"Moreover, brethren, I would not that ye should be ignorant, how that all our fathers were under the cloud, and all passed through the sea; and were all baptized unto Moses in the cloud and in the sea; and did all eat the same spiritual meat; and did all drink the same spiritual drink: for they drank of that spiritual Rock that followed them: and that Rock was Christ" (1 Cor. 10:1-4).
As far as we can gather from their history, the way in which the Israelites in their wanderings ate and drank of Christ, was simply by believing what God said, accepting what He provided, and obeying what He commanded. There was nothing occult or mysterious about it. They did not go off into emotional ecstasies, nor indulge in self-absorbed contemplation. Their spiritual feeding was just a plain matter-of-fact every-day life and walk of trust and obedience. When they ate of the manna they were eating "spiritual meat," for it was the meat God had provided, and the rock from which their water flowed was a "spiritual rock," for it was the rock and the water of God's providing.
This ought to teach us that in the common every-day needs and supplies of life we may as truly feed on Christ as in our moments of spiritual exaltation.
It is in order that some may be helped to eat this same "spiritual meat," and drink this same "spiritual drink," in their every-day lives, that these Bible lessons have been sent out. May the Lord make them His message to each one who shall read them!

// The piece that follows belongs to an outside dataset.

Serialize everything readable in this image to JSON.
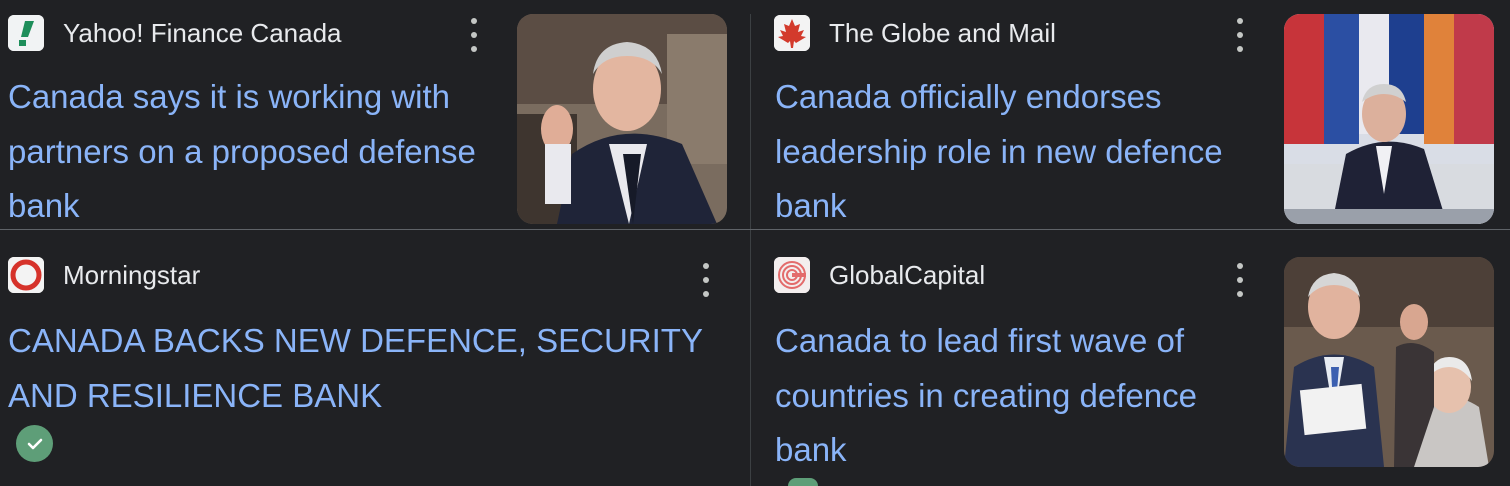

Table of Contents Chapter 3 Home The Writings of Hannah Whitall Smith